> PROBLEM DETAILS
Below are some entries; can you quote all of them exactly?
________
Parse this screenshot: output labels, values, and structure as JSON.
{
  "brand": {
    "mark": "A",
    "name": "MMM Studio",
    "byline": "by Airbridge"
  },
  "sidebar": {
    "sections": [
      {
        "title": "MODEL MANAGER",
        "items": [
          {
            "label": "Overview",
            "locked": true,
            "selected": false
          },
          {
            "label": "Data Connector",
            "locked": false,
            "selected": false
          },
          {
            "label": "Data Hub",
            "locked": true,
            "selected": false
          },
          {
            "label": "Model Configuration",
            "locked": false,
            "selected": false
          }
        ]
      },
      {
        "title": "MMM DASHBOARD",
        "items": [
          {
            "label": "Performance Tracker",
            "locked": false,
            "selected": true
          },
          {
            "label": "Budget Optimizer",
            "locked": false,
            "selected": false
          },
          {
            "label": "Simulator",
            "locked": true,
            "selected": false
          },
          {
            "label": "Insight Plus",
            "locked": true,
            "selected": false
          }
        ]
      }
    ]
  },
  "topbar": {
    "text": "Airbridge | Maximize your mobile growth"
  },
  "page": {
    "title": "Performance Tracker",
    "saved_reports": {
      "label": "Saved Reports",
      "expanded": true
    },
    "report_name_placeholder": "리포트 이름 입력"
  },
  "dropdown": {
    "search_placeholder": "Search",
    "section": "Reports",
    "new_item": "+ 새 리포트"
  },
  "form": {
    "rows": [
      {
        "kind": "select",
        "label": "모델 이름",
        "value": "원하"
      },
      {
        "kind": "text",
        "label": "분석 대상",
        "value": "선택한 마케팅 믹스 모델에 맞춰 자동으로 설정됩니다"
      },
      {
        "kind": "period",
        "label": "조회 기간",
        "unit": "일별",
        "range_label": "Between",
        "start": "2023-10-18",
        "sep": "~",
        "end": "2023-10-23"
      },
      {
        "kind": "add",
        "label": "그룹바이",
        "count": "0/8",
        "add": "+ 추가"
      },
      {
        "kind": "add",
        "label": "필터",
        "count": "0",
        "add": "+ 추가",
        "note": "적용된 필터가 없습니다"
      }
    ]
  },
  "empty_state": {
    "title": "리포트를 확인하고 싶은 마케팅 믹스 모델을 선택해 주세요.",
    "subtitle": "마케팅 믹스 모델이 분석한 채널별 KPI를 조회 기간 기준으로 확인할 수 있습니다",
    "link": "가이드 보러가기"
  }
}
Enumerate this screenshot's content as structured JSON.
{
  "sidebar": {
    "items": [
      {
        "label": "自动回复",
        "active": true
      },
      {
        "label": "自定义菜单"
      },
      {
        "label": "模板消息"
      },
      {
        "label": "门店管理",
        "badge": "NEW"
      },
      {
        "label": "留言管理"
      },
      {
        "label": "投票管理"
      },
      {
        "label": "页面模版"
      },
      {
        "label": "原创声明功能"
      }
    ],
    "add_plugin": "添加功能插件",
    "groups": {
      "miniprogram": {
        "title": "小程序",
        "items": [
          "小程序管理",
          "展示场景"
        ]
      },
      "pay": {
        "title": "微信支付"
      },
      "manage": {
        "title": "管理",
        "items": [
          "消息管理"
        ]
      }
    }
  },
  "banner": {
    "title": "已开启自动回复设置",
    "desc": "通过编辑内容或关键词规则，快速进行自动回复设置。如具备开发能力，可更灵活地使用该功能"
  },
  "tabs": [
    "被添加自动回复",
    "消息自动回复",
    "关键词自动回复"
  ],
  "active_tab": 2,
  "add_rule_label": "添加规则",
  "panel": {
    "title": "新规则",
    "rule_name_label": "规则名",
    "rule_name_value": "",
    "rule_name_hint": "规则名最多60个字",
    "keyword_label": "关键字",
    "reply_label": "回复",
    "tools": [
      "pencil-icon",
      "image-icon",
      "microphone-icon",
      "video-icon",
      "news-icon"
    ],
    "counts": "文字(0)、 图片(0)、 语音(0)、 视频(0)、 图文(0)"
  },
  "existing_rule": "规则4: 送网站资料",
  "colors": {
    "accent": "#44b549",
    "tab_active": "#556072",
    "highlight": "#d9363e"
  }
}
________
> RESPONSE TO THIS TASK
Parse this screenshot: output labels, values, and structure as JSON.
{
  "brand": {
    "mark": "A",
    "name": "MMM Studio",
    "byline": "by Airbridge"
  },
  "sidebar": {
    "sections": [
      {
        "title": "MODEL MANAGER",
        "items": [
          {
            "label": "Overview",
            "locked": true,
            "selected": false
          },
          {
            "label": "Data Connector",
            "locked": false,
            "selected": false
          },
          {
            "label": "Data Hub",
            "locked": true,
            "selected": false
          },
          {
            "label": "Model Configuration",
            "locked": false,
            "selected": false
          }
        ]
      },
      {
        "title": "MMM DASHBOARD",
        "items": [
          {
            "label": "Performance Tracker",
            "locked": false,
            "selected": true
          },
          {
            "label": "Budget Optimizer",
            "locked": false,
            "selected": false
          },
          {
            "label": "Simulator",
            "locked": true,
            "selected": false
          },
          {
            "label": "Insight Plus",
            "locked": true,
            "selected": false
          }
        ]
      }
    ]
  },
  "topbar": {
    "text": "Airbridge | Maximize your mobile growth"
  },
  "page": {
    "title": "Performance Tracker",
    "saved_reports": {
      "label": "Saved Reports",
      "expanded": true
    },
    "report_name_placeholder": "리포트 이름 입력"
  },
  "dropdown": {
    "search_placeholder": "Search",
    "section": "Reports",
    "new_item": "+ 새 리포트"
  },
  "form": {
    "rows": [
      {
        "kind": "select",
        "label": "모델 이름",
        "value": "원하"
      },
      {
        "kind": "text",
        "label": "분석 대상",
        "value": "선택한 마케팅 믹스 모델에 맞춰 자동으로 설정됩니다"
      },
      {
        "kind": "period",
        "label": "조회 기간",
        "unit": "일별",
        "range_label": "Between",
        "start": "2023-10-18",
        "sep": "~",
        "end": "2023-10-23"
      },
      {
        "kind": "add",
        "label": "그룹바이",
        "count": "0/8",
        "add": "+ 추가"
      },
      {
        "kind": "add",
        "label": "필터",
        "count": "0",
        "add": "+ 추가",
        "note": "적용된 필터가 없습니다"
      }
    ]
  },
  "empty_state": {
    "title": "리포트를 확인하고 싶은 마케팅 믹스 모델을 선택해 주세요.",
    "subtitle": "마케팅 믹스 모델이 분석한 채널별 KPI를 조회 기간 기준으로 확인할 수 있습니다",
    "link": "가이드 보러가기"
  }
}
Enumerate this screenshot's content as structured JSON.
{
  "sidebar": {
    "items": [
      {
        "label": "自动回复",
        "active": true
      },
      {
        "label": "自定义菜单"
      },
      {
        "label": "模板消息"
      },
      {
        "label": "门店管理",
        "badge": "NEW"
      },
      {
        "label": "留言管理"
      },
      {
        "label": "投票管理"
      },
      {
        "label": "页面模版"
      },
      {
        "label": "原创声明功能"
      }
    ],
    "add_plugin": "添加功能插件",
    "groups": {
      "miniprogram": {
        "title": "小程序",
        "items": [
          "小程序管理",
          "展示场景"
        ]
      },
      "pay": {
        "title": "微信支付"
      },
      "manage": {
        "title": "管理",
        "items": [
          "消息管理"
        ]
      }
    }
  },
  "banner": {
    "title": "已开启自动回复设置",
    "desc": "通过编辑内容或关键词规则，快速进行自动回复设置。如具备开发能力，可更灵活地使用该功能"
  },
  "tabs": [
    "被添加自动回复",
    "消息自动回复",
    "关键词自动回复"
  ],
  "active_tab": 2,
  "add_rule_label": "添加规则",
  "panel": {
    "title": "新规则",
    "rule_name_label": "规则名",
    "rule_name_value": "",
    "rule_name_hint": "规则名最多60个字",
    "keyword_label": "关键字",
    "reply_label": "回复",
    "tools": [
      "pencil-icon",
      "image-icon",
      "microphone-icon",
      "video-icon",
      "news-icon"
    ],
    "counts": "文字(0)、 图片(0)、 语音(0)、 视频(0)、 图文(0)"
  },
  "existing_rule": "规则4: 送网站资料",
  "colors": {
    "accent": "#44b549",
    "tab_active": "#556072",
    "highlight": "#d9363e"
  }
}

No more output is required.